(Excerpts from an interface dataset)
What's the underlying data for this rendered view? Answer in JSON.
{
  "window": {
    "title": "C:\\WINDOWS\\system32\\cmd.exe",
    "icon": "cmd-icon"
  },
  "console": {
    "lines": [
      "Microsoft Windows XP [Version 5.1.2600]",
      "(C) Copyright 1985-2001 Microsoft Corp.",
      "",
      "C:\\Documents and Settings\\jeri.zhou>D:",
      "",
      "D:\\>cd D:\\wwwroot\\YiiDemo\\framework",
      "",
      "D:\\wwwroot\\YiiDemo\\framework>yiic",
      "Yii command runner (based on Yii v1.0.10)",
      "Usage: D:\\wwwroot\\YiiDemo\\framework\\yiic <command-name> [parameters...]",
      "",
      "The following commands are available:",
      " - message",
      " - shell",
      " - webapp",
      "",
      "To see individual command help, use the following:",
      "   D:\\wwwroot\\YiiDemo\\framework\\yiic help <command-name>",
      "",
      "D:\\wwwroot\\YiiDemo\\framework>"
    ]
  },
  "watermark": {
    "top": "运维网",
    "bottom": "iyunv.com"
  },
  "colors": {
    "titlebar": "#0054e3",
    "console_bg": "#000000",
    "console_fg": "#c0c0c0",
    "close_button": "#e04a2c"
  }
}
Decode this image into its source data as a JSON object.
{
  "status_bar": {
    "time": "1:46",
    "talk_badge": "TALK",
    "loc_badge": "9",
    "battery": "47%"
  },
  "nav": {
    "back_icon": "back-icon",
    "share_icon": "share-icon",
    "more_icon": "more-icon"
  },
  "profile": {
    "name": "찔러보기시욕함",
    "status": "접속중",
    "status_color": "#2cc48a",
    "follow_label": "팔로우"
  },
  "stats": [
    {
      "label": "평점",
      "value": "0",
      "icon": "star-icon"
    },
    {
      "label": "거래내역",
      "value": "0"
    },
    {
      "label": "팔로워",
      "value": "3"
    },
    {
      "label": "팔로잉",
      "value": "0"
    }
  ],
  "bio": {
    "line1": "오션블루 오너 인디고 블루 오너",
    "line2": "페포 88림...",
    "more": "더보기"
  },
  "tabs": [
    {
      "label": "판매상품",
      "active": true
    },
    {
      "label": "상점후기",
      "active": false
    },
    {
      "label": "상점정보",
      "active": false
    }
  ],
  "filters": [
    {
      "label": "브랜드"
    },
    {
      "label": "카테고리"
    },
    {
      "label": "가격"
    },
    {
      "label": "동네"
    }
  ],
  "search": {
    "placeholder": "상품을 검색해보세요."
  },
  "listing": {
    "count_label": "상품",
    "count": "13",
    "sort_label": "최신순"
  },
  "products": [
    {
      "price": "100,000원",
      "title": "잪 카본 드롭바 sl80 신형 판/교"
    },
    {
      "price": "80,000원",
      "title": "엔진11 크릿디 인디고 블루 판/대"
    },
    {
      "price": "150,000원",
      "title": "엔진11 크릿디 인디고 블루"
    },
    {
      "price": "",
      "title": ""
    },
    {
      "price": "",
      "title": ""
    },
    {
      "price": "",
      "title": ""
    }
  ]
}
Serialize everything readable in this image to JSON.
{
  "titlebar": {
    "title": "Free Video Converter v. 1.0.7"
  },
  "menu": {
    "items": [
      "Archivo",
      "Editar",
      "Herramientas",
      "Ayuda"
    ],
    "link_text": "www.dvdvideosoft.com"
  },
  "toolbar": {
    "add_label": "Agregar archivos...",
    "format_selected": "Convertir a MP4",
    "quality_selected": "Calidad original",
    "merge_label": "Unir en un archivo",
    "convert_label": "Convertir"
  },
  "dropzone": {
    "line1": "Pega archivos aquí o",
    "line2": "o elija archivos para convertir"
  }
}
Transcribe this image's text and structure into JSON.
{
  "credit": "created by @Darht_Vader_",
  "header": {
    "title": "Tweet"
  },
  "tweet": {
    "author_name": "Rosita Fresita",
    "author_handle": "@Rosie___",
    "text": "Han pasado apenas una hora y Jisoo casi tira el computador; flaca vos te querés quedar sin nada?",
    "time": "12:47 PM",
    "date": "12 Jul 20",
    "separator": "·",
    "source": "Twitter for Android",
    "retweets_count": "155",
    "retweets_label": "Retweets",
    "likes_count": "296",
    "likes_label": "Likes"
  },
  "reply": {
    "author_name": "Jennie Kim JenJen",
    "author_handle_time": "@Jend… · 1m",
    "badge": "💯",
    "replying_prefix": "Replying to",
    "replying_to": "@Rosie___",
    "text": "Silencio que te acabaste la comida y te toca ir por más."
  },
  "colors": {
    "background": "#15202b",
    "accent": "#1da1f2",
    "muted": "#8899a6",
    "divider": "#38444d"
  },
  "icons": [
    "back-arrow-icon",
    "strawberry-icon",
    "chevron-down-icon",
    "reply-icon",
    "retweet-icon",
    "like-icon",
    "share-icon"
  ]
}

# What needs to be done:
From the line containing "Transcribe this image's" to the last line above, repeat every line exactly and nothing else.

# Result of this exercise:
Transcribe this image's text and structure into JSON.
{
  "credit": "created by @Darht_Vader_",
  "header": {
    "title": "Tweet"
  },
  "tweet": {
    "author_name": "Rosita Fresita",
    "author_handle": "@Rosie___",
    "text": "Han pasado apenas una hora y Jisoo casi tira el computador; flaca vos te querés quedar sin nada?",
    "time": "12:47 PM",
    "date": "12 Jul 20",
    "separator": "·",
    "source": "Twitter for Android",
    "retweets_count": "155",
    "retweets_label": "Retweets",
    "likes_count": "296",
    "likes_label": "Likes"
  },
  "reply": {
    "author_name": "Jennie Kim JenJen",
    "author_handle_time": "@Jend… · 1m",
    "badge": "💯",
    "replying_prefix": "Replying to",
    "replying_to": "@Rosie___",
    "text": "Silencio que te acabaste la comida y te toca ir por más."
  },
  "colors": {
    "background": "#15202b",
    "accent": "#1da1f2",
    "muted": "#8899a6",
    "divider": "#38444d"
  },
  "icons": [
    "back-arrow-icon",
    "strawberry-icon",
    "chevron-down-icon",
    "reply-icon",
    "retweet-icon",
    "like-icon",
    "share-icon"
  ]
}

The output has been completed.